eBay Inc (NASDAQ:EBAY) actually beat consensus earnings estimates for the first quarter of 2013 by 1 cent, but underperformance on the top line caused the stock to fall on the day; it is currently down 6% since the beginning of April. Revenue actually grew 14% in the quarter versus a year earlier, with earnings up at a double-digit rate as well, though Q1 is generally soft for eBay Inc (NASDAQ:EBAY) and investors are likely more worried about what the revenue miss means for the business than pleased with the company’s financial performance. Marketplace revenue- for what might be called the core eBay business, though it represents only a little over half of sales- grew by 13% with a somewhat higher growth rate in the Payments segment (which includes PayPal).
The stock trades at 25 times trailing earnings, a level at which the market is counting on high growth for several years (therefore explaining why a revenue miss would be so troubling- good, sustainable growth rates there are necessary for improved earnings). Wall Street analysts expect $3.22 in earnings per share for 2014, which makes for a forward P/E of 16. eBay has been repurchasing shares- it used about half of its cash flow from operations last quarter in doing so- but even so the company will need to continue its high earnings growth rates in order to hit that target, and then will need to improve its net income further from there in order to justify the current valuation.
We track quarterly 13F filings by hedge funds as part of our work developing investment strategies (we have found, for example, that the most popular small cap stocks among hedge funds outperform the S&P 500 by 18 percentage points per year on average); this database can also be used to find individual managers who have liked eBay. Billionaire and Tiger Cub Stephen Mandel’s Lone Pine Capital reported a position of 8.5 million shares at the end of December, though the fund had been selling shares during the fourth quarter (find Mandel’s favorite stocks). SAC Capital Advisors, managed by billionaire Steve Cohen, increased its stake by 82% to a total of 4.6 million shares (see Cohen’s stock picks).
The closest peers for eBay Inc (NASDAQ:EBAY)’s marketplace business are Amazon.com, Inc. (NASDAQ:AMZN) and Overstock.com (NASDAQ:OSTK). Amazon is actually unprofitable on a trailing basis, though many investors insist that the company could elect to shift its focus to margins rather than growth at any time. Revenue growth has been good, but we don’t think it’s wise to rely on the scale of improvement that would be necessary for a stock with a forward P/E of more than 70 to become a good value. Overstock.com has more than tripled in price in the last year, and with earnings rising as well the trailing and forward P/Es are now a bit above 20. 31% of the float is held short per the most recent data, as many market players are skeptical that high growth rates can continue.

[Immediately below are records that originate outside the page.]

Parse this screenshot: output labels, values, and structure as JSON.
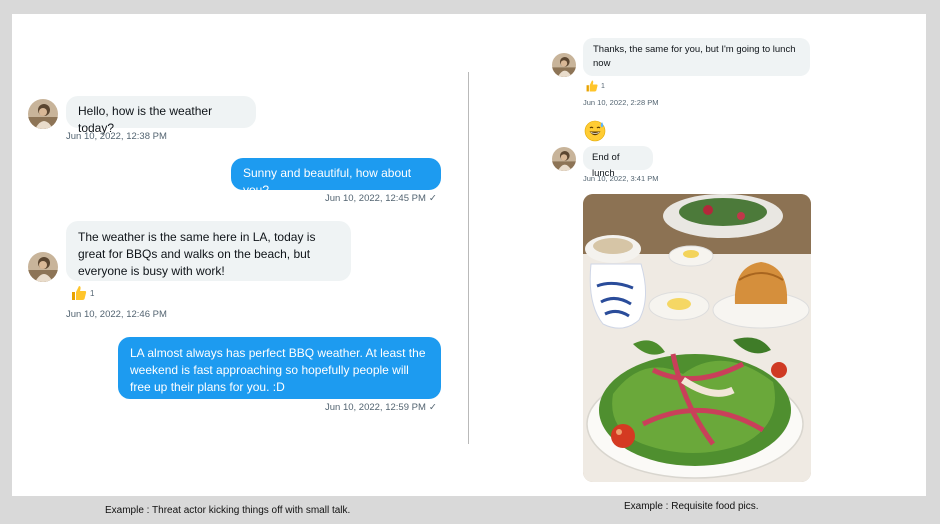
{
  "left": {
    "messages": [
      {
        "text": "Hello, how is the weather today?",
        "time": "Jun 10, 2022, 12:38 PM"
      },
      {
        "text": "Sunny and beautiful, how about you?",
        "time": "Jun 10, 2022, 12:45 PM",
        "status": "✓"
      },
      {
        "text": "The weather is the same here in LA, today is great for BBQs and walks on the beach, but everyone is busy with work!",
        "time": "Jun 10, 2022, 12:46 PM",
        "reaction": {
          "icon": "thumbs-up-icon",
          "count": "1"
        }
      },
      {
        "text": "LA almost always has perfect BBQ weather.  At least the weekend is fast approaching so hopefully people will free up their plans for you. :D",
        "time": "Jun 10, 2022, 12:59 PM",
        "status": "✓"
      }
    ],
    "caption": "Example : Threat actor kicking things off with small talk."
  },
  "right": {
    "messages": [
      {
        "text": "Thanks, the same for you, but I'm going to lunch now",
        "time": "Jun 10, 2022, 2:28 PM",
        "reaction": {
          "icon": "thumbs-up-icon",
          "count": "1"
        }
      },
      {
        "emoji": "grinning-sweat-emoji"
      },
      {
        "text": "End of lunch",
        "time": "Jun 10, 2022, 3:41 PM"
      },
      {
        "image": "food-photo"
      }
    ],
    "caption": "Example : Requisite food pics."
  },
  "colors": {
    "outgoing": "#1d9bf0",
    "incoming": "#eff3f4",
    "timestamp": "#536471"
  }
}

Given the payments segment, we can also compare eBay Inc (NASDAQ:EBAY) to American Express Company (NYSE:AXP) and to Mastercard Inc (NYSE:MA). American Express delivered very low growth in both revenue and net income last quarter compared to the first quarter of 2012. Its trailing earnings multiple is 17; we’d generally have to see better financials in order to find a company intriguing at that pricing and so we would avoid it. Mastercard also looks a bit expensive to us, with trailing and forward P/Es of 24 and 17 respectively. Recent earnings growth has been very high in percentage terms, but that has been due to a very low base rate of net income and revenue numbers have been less impressive and certainly not strong enough for us to recommend the stock.

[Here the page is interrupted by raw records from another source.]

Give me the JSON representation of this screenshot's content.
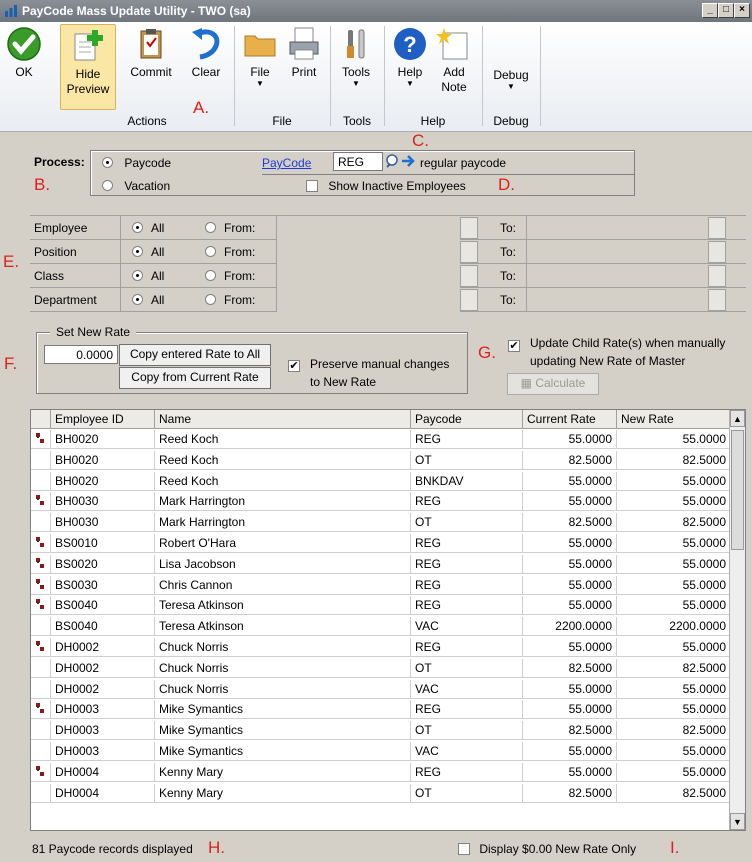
{
  "window": {
    "title": "PayCode Mass Update Utility  -  TWO (sa)"
  },
  "ribbon": {
    "ok": "OK",
    "hide_preview": "Hide Preview",
    "commit": "Commit",
    "clear": "Clear",
    "file": "File",
    "print": "Print",
    "tools": "Tools",
    "help": "Help",
    "add_note": "Add Note",
    "debug": "Debug",
    "groups": {
      "actions": "Actions",
      "file": "File",
      "tools": "Tools",
      "help": "Help",
      "debug": "Debug"
    }
  },
  "annotations": {
    "a": "A.",
    "b": "B.",
    "c": "C.",
    "d": "D.",
    "e": "E.",
    "f": "F.",
    "g": "G.",
    "h": "H.",
    "i": "I."
  },
  "process": {
    "label": "Process:",
    "option_paycode": "Paycode",
    "option_vacation": "Vacation",
    "selected": "Paycode",
    "paycode_link": "PayCode",
    "paycode_value": "REG",
    "paycode_desc": "regular paycode",
    "show_inactive": "Show Inactive Employees",
    "show_inactive_checked": false
  },
  "ranges": {
    "all_label": "All",
    "from_label": "From:",
    "to_label": "To:",
    "rows": [
      {
        "label": "Employee"
      },
      {
        "label": "Position"
      },
      {
        "label": "Class"
      },
      {
        "label": "Department"
      }
    ]
  },
  "set_rate": {
    "legend": "Set New Rate",
    "rate_value": "0.0000",
    "copy_entered": "Copy entered Rate to All",
    "copy_current": "Copy from Current Rate",
    "preserve_label": "Preserve manual changes to New Rate",
    "preserve_checked": true,
    "update_child_label": "Update Child Rate(s) when manually updating New Rate of Master",
    "update_child_checked": true,
    "calculate": "Calculate"
  },
  "table": {
    "columns": [
      "Employee ID",
      "Name",
      "Paycode",
      "Current Rate",
      "New Rate"
    ],
    "rows": [
      {
        "tree": true,
        "id": "BH0020",
        "name": "Reed Koch",
        "paycode": "REG",
        "current": "55.0000",
        "new": "55.0000"
      },
      {
        "tree": false,
        "id": "BH0020",
        "name": "Reed Koch",
        "paycode": "OT",
        "current": "82.5000",
        "new": "82.5000"
      },
      {
        "tree": false,
        "id": "BH0020",
        "name": "Reed Koch",
        "paycode": "BNKDAV",
        "current": "55.0000",
        "new": "55.0000"
      },
      {
        "tree": true,
        "id": "BH0030",
        "name": "Mark Harrington",
        "paycode": "REG",
        "current": "55.0000",
        "new": "55.0000"
      },
      {
        "tree": false,
        "id": "BH0030",
        "name": "Mark Harrington",
        "paycode": "OT",
        "current": "82.5000",
        "new": "82.5000"
      },
      {
        "tree": true,
        "id": "BS0010",
        "name": "Robert O'Hara",
        "paycode": "REG",
        "current": "55.0000",
        "new": "55.0000"
      },
      {
        "tree": true,
        "id": "BS0020",
        "name": "Lisa Jacobson",
        "paycode": "REG",
        "current": "55.0000",
        "new": "55.0000"
      },
      {
        "tree": true,
        "id": "BS0030",
        "name": "Chris Cannon",
        "paycode": "REG",
        "current": "55.0000",
        "new": "55.0000"
      },
      {
        "tree": true,
        "id": "BS0040",
        "name": "Teresa Atkinson",
        "paycode": "REG",
        "current": "55.0000",
        "new": "55.0000"
      },
      {
        "tree": false,
        "id": "BS0040",
        "name": "Teresa Atkinson",
        "paycode": "VAC",
        "current": "2200.0000",
        "new": "2200.0000"
      },
      {
        "tree": true,
        "id": "DH0002",
        "name": "Chuck Norris",
        "paycode": "REG",
        "current": "55.0000",
        "new": "55.0000"
      },
      {
        "tree": false,
        "id": "DH0002",
        "name": "Chuck Norris",
        "paycode": "OT",
        "current": "82.5000",
        "new": "82.5000"
      },
      {
        "tree": false,
        "id": "DH0002",
        "name": "Chuck Norris",
        "paycode": "VAC",
        "current": "55.0000",
        "new": "55.0000"
      },
      {
        "tree": true,
        "id": "DH0003",
        "name": "Mike Symantics",
        "paycode": "REG",
        "current": "55.0000",
        "new": "55.0000"
      },
      {
        "tree": false,
        "id": "DH0003",
        "name": "Mike Symantics",
        "paycode": "OT",
        "current": "82.5000",
        "new": "82.5000"
      },
      {
        "tree": false,
        "id": "DH0003",
        "name": "Mike Symantics",
        "paycode": "VAC",
        "current": "55.0000",
        "new": "55.0000"
      },
      {
        "tree": true,
        "id": "DH0004",
        "name": "Kenny Mary",
        "paycode": "REG",
        "current": "55.0000",
        "new": "55.0000"
      },
      {
        "tree": false,
        "id": "DH0004",
        "name": "Kenny Mary",
        "paycode": "OT",
        "current": "82.5000",
        "new": "82.5000"
      }
    ]
  },
  "footer": {
    "records": "81 Paycode records displayed",
    "display_zero": "Display $0.00 New Rate Only",
    "display_zero_checked": false
  }
}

eBay Inc (NASDAQ:EBAY) and its peers are outside value territory, so the question is which of these companies- if any- can produce enough earnings growth to make their current price look reasonable. eBay Inc (NASDAQ:EBAY) actually seems to be one of the stronger candidates in relative terms in that regard, and therefore might be more worthy of further research than the other companies we’ve discussed. However, we would have to become more convinced of the prospects for sustainable earnings growth before thinking of it as a buy.
Disclosure: I own no shares of any stocks mentioned in this article.